The new banking law would lock Kenya out of the global financial system if implemented, Central Bank of Kenya (CBK) governor Patrick Njoroge has warned.
The law, which was passed by Parliament last October, will also impede the war against corruption and money laundering.
Dr Njoroge spoke when he appeared before the National Assembly Finance and Planning Committee on Tuesday to explain why CBK had failed to implement the Amendment to the Banking Act Section 33C, compelling banks to issue fresh regulations on deposits and withdrawals.
He also said that a case on the same was pending at the High Court with the hearing set for March 29.
The amendment to the law, which was done without CBK's input or involvement, required the bank to develop regulations prescribing conditions on deposits and withdrawals within 30 days from October 1, 2018.
Effectively, MPs were demanding the removal of all regulations that require one moving more than Sh1 million through the financial system to declare the source, purpose and beneficiaries.
Dr Njoroge warned that such a move would put Kenya in danger of being blacklisted by the Financial Action Task Force (FATF), of which it’s a member.
However, Dr Njoroge said the provision was difficult to implement even as the members of the committee chaired by Kipkelion East MP Joseph Limo questioned why he had not published the regulations as required, more than six months of the inauguration of the Finance Act.
Dr Njoroge said the stipulated time-frame of 30 days was impossible to achieve. “The adverse effects of the amendment on the banking sector, would be immediate termination of relationships by foreign correspondent banks and closure of accounts of Kenyan banks (derisking),” Dr Njoroge told the committee.
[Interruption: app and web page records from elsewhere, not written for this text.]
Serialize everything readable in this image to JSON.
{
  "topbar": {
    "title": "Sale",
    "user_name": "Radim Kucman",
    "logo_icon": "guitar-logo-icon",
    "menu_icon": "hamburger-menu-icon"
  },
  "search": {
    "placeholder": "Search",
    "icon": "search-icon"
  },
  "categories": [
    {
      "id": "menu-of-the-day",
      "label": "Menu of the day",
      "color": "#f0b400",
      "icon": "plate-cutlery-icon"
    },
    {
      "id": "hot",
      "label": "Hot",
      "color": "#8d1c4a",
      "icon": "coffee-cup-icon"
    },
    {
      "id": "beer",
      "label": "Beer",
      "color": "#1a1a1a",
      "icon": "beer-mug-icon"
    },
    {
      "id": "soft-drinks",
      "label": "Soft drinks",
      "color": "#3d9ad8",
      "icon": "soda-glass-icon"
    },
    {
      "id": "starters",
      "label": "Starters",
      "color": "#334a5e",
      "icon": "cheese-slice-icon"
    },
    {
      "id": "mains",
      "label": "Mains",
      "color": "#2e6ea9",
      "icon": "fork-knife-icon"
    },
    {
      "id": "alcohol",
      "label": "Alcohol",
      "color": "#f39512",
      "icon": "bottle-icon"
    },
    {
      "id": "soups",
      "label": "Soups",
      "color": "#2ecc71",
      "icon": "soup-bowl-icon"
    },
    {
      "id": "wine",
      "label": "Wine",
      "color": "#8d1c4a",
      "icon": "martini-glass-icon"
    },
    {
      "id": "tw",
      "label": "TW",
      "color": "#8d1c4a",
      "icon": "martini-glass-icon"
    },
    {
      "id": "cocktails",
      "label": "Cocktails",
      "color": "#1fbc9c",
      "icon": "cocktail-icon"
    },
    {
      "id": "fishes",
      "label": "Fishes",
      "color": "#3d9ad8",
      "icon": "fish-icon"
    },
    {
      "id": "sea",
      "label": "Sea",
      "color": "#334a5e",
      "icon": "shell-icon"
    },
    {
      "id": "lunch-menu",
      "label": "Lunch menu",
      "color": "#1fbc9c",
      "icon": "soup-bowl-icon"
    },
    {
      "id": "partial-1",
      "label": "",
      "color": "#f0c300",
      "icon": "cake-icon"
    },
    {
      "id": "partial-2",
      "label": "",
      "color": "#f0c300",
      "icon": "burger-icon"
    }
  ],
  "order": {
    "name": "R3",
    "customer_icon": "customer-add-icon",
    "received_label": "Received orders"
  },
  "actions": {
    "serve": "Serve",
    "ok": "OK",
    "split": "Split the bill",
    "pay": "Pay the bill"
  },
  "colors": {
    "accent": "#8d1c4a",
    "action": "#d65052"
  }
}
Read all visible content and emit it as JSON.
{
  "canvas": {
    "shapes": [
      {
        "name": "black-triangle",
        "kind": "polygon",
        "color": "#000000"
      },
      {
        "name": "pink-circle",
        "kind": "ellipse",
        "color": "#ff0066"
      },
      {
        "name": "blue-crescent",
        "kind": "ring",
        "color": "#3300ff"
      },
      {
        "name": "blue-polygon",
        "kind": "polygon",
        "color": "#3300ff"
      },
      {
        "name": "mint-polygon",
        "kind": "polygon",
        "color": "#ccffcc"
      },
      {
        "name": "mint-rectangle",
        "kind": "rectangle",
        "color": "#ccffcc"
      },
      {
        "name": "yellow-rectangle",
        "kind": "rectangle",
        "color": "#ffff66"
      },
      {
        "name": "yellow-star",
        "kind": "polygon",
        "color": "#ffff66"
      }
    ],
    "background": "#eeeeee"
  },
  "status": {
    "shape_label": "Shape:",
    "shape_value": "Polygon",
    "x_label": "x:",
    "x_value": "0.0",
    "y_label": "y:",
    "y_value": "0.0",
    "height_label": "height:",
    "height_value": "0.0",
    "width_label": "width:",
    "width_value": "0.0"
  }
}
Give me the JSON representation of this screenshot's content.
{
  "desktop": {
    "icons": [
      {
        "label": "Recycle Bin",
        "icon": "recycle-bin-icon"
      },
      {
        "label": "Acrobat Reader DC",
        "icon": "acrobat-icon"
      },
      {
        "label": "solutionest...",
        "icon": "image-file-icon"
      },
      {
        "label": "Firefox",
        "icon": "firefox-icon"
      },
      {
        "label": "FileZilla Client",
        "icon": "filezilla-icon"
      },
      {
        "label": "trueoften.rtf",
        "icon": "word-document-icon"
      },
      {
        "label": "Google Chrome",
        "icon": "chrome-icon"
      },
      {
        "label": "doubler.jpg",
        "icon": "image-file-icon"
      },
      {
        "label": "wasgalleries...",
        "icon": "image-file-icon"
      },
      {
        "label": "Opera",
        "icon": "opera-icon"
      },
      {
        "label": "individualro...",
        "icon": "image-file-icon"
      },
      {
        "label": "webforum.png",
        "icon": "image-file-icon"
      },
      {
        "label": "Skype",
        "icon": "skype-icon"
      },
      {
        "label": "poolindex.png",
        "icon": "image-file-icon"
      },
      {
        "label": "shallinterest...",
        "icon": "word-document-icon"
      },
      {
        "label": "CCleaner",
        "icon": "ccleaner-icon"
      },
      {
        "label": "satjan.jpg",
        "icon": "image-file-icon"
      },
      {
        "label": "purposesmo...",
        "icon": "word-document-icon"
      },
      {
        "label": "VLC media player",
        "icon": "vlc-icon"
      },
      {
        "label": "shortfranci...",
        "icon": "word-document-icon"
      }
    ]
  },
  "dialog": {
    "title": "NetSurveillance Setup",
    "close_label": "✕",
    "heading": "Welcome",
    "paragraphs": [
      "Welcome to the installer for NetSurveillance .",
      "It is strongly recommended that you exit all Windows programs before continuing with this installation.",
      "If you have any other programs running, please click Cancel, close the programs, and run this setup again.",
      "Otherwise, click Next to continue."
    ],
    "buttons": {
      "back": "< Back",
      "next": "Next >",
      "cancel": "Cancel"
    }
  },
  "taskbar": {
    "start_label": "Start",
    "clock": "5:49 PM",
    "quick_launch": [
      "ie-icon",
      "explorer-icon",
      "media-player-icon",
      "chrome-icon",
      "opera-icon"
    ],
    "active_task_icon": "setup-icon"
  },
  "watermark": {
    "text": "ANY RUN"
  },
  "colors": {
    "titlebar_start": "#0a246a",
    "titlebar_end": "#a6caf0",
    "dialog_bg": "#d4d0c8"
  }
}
If the comments by the CBK governor are anything to go by, it means that the regional linkages of Kenyan banks will be adversely impacted. It also puts the law in dilemma regarding its implementation.
“Kenya’s banking sector will be blacklisted internationally and the country will most likely be blacklisted by the FATF,” the CBK boss insisted.
ATF is an inter-governmental body established to set standards and promote effective implementation of legal, regulatory and operational measures for combating money laundering, terrorist financing and proliferation of weapons of mass destruction.
On Thursday last week, MPs Aden Duale (Leader of Majority) Junet Mohamed (Suna East) among others accused Dr Njoroge of using illegal means to regulate the banking industry, a move they said had stifled liquidity in the financial sector.
Mr Duale said the actions by the CBK governor would lead to serious ramifications on the industry.
“When you sell your three camels and go to the bank, you are asked where the money is coming from. What the governor is doing is not good for a growing economy like Kenya. The whole liquidity in the bank is stifled. This tendency of disregarding Parliament and its powers, must stop,” he said.
According to Mr Mohamed, what CBK governor is doing in the financial sector is unacceptable and illegal.
“You cannot just wake up one morning and do irregularities in form of circulars to the financial sector. His term is coming to an end in March. This House should not renew it, we must deal with him,” he said.
Mr Mohamed noted that the circulars had made it mandatory to fill forms whenever “you want to appropriate your own money, either to pay employees or for other use.” This, he added, had made majority of Kenyans to prefer “pillow” banking.
“He should not make it so difficult for the people doing genuine business because he has turned banks into documentation bureaus. We are not supporting money laundering among others, but when genuine business is being frustrated, we can’t keep quiet,” said Mr Mohamed.
The MPs’ comments forced Speaker Justin Muturi’s reaction even though he had called for patience until the governor had appeared before the committee.
“If it is being followed or a requirement being imposed on customers purporting to have force of law, unless it has been sanctioned by Parliament, they will be null and void,” Mr Muturi said.
But appearing before the Justice and Legal Affairs Committee (JLAC) on Monday, DPP Haji said lessening the rules will affect the fight against terrorism.
“If we are going to succeed in the terrorism war, the CBK governor must be supported. The rules are very important because they regulate against suspicious withdrawals and deposits,” Mr Haji said.
He also narrated how some banks violated the rules to permit money to be transferred to terrorist accounts in Syria and Jilib in Somalia that were used to fund the January 15, 2019 Dusit complex terrorist attack in Nairobi.
The CBK boss was required to publish the new regulations by October 31 2018 -30 days after coming into force of the Finance Act.